◆ ACTION ITEM
Restate the whole of the data verbatim, omitting nothing.

◆ DATASET EXTRACT
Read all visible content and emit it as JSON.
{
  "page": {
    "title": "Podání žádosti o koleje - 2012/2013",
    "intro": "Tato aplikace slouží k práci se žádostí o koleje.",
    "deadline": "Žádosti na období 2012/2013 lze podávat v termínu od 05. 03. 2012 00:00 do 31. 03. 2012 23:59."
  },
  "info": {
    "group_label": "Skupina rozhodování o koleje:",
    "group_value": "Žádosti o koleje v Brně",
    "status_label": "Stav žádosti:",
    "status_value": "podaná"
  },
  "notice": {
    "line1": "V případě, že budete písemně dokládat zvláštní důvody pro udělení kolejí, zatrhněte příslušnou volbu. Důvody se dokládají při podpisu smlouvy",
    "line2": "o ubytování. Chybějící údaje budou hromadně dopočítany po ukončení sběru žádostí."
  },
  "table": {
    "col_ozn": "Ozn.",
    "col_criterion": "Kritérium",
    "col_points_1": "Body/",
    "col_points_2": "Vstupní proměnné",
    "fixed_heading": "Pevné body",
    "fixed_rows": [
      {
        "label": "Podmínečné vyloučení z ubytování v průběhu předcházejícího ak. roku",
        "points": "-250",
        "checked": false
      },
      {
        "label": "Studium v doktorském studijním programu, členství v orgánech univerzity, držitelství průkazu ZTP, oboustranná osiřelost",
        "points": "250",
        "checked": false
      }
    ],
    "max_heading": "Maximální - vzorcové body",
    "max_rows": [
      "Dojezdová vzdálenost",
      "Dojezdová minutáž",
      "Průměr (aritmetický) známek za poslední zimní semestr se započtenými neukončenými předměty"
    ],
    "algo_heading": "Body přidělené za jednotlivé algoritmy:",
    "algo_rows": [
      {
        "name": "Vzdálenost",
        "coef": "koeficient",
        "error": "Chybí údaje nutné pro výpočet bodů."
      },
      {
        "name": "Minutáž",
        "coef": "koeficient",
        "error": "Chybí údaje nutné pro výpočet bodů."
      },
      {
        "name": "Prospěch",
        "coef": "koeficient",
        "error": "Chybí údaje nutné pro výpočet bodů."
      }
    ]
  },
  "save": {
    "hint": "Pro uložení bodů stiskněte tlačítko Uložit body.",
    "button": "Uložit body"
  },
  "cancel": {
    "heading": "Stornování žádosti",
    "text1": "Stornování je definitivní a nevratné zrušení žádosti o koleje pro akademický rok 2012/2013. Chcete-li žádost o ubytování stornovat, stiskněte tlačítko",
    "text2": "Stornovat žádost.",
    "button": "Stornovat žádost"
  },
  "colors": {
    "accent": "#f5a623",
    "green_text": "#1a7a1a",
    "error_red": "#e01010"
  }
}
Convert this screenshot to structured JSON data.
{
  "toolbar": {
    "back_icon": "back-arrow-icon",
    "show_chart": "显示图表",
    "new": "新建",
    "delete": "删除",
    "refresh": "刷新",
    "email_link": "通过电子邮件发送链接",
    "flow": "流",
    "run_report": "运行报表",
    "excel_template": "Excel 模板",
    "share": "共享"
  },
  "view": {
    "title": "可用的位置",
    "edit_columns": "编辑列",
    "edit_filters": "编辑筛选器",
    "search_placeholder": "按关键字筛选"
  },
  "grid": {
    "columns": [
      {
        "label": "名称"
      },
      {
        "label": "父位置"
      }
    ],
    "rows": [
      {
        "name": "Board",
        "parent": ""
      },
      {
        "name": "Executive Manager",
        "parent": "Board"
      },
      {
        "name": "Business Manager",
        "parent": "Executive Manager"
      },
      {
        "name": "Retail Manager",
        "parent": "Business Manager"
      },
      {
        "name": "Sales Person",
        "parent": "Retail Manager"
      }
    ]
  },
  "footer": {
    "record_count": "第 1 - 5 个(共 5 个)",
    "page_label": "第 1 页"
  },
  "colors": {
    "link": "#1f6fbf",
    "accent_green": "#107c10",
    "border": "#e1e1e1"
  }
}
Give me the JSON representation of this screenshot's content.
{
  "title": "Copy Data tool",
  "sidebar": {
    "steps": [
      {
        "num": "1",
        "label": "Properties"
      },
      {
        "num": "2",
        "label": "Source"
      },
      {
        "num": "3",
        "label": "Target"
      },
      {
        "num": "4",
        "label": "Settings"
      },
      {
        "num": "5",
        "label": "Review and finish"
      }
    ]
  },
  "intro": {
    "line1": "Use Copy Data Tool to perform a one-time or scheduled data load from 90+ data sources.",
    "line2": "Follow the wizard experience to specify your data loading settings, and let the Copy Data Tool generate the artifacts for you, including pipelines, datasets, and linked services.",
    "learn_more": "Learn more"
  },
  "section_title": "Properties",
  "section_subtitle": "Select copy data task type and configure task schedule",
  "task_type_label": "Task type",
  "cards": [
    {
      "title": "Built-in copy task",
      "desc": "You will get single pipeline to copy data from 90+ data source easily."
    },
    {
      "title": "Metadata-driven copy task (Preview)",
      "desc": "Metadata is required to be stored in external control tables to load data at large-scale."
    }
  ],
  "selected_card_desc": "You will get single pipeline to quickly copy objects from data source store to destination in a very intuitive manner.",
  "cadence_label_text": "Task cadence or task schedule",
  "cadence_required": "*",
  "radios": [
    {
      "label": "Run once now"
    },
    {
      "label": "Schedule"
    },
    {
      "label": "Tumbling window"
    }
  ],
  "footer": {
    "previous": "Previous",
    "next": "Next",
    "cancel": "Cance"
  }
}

◆ REPLY
Read all visible content and emit it as JSON.
{
  "page": {
    "title": "Podání žádosti o koleje - 2012/2013",
    "intro": "Tato aplikace slouží k práci se žádostí o koleje.",
    "deadline": "Žádosti na období 2012/2013 lze podávat v termínu od 05. 03. 2012 00:00 do 31. 03. 2012 23:59."
  },
  "info": {
    "group_label": "Skupina rozhodování o koleje:",
    "group_value": "Žádosti o koleje v Brně",
    "status_label": "Stav žádosti:",
    "status_value": "podaná"
  },
  "notice": {
    "line1": "V případě, že budete písemně dokládat zvláštní důvody pro udělení kolejí, zatrhněte příslušnou volbu. Důvody se dokládají při podpisu smlouvy",
    "line2": "o ubytování. Chybějící údaje budou hromadně dopočítany po ukončení sběru žádostí."
  },
  "table": {
    "col_ozn": "Ozn.",
    "col_criterion": "Kritérium",
    "col_points_1": "Body/",
    "col_points_2": "Vstupní proměnné",
    "fixed_heading": "Pevné body",
    "fixed_rows": [
      {
        "label": "Podmínečné vyloučení z ubytování v průběhu předcházejícího ak. roku",
        "points": "-250",
        "checked": false
      },
      {
        "label": "Studium v doktorském studijním programu, členství v orgánech univerzity, držitelství průkazu ZTP, oboustranná osiřelost",
        "points": "250",
        "checked": false
      }
    ],
    "max_heading": "Maximální - vzorcové body",
    "max_rows": [
      "Dojezdová vzdálenost",
      "Dojezdová minutáž",
      "Průměr (aritmetický) známek za poslední zimní semestr se započtenými neukončenými předměty"
    ],
    "algo_heading": "Body přidělené za jednotlivé algoritmy:",
    "algo_rows": [
      {
        "name": "Vzdálenost",
        "coef": "koeficient",
        "error": "Chybí údaje nutné pro výpočet bodů."
      },
      {
        "name": "Minutáž",
        "coef": "koeficient",
        "error": "Chybí údaje nutné pro výpočet bodů."
      },
      {
        "name": "Prospěch",
        "coef": "koeficient",
        "error": "Chybí údaje nutné pro výpočet bodů."
      }
    ]
  },
  "save": {
    "hint": "Pro uložení bodů stiskněte tlačítko Uložit body.",
    "button": "Uložit body"
  },
  "cancel": {
    "heading": "Stornování žádosti",
    "text1": "Stornování je definitivní a nevratné zrušení žádosti o koleje pro akademický rok 2012/2013. Chcete-li žádost o ubytování stornovat, stiskněte tlačítko",
    "text2": "Stornovat žádost.",
    "button": "Stornovat žádost"
  },
  "colors": {
    "accent": "#f5a623",
    "green_text": "#1a7a1a",
    "error_red": "#e01010"
  }
}
Convert this screenshot to structured JSON data.
{
  "toolbar": {
    "back_icon": "back-arrow-icon",
    "show_chart": "显示图表",
    "new": "新建",
    "delete": "删除",
    "refresh": "刷新",
    "email_link": "通过电子邮件发送链接",
    "flow": "流",
    "run_report": "运行报表",
    "excel_template": "Excel 模板",
    "share": "共享"
  },
  "view": {
    "title": "可用的位置",
    "edit_columns": "编辑列",
    "edit_filters": "编辑筛选器",
    "search_placeholder": "按关键字筛选"
  },
  "grid": {
    "columns": [
      {
        "label": "名称"
      },
      {
        "label": "父位置"
      }
    ],
    "rows": [
      {
        "name": "Board",
        "parent": ""
      },
      {
        "name": "Executive Manager",
        "parent": "Board"
      },
      {
        "name": "Business Manager",
        "parent": "Executive Manager"
      },
      {
        "name": "Retail Manager",
        "parent": "Business Manager"
      },
      {
        "name": "Sales Person",
        "parent": "Retail Manager"
      }
    ]
  },
  "footer": {
    "record_count": "第 1 - 5 个(共 5 个)",
    "page_label": "第 1 页"
  },
  "colors": {
    "link": "#1f6fbf",
    "accent_green": "#107c10",
    "border": "#e1e1e1"
  }
}
Give me the JSON representation of this screenshot's content.
{
  "title": "Copy Data tool",
  "sidebar": {
    "steps": [
      {
        "num": "1",
        "label": "Properties"
      },
      {
        "num": "2",
        "label": "Source"
      },
      {
        "num": "3",
        "label": "Target"
      },
      {
        "num": "4",
        "label": "Settings"
      },
      {
        "num": "5",
        "label": "Review and finish"
      }
    ]
  },
  "intro": {
    "line1": "Use Copy Data Tool to perform a one-time or scheduled data load from 90+ data sources.",
    "line2": "Follow the wizard experience to specify your data loading settings, and let the Copy Data Tool generate the artifacts for you, including pipelines, datasets, and linked services.",
    "learn_more": "Learn more"
  },
  "section_title": "Properties",
  "section_subtitle": "Select copy data task type and configure task schedule",
  "task_type_label": "Task type",
  "cards": [
    {
      "title": "Built-in copy task",
      "desc": "You will get single pipeline to copy data from 90+ data source easily."
    },
    {
      "title": "Metadata-driven copy task (Preview)",
      "desc": "Metadata is required to be stored in external control tables to load data at large-scale."
    }
  ],
  "selected_card_desc": "You will get single pipeline to quickly copy objects from data source store to destination in a very intuitive manner.",
  "cadence_label_text": "Task cadence or task schedule",
  "cadence_required": "*",
  "radios": [
    {
      "label": "Run once now"
    },
    {
      "label": "Schedule"
    },
    {
      "label": "Tumbling window"
    }
  ],
  "footer": {
    "previous": "Previous",
    "next": "Next",
    "cancel": "Cance"
  }
}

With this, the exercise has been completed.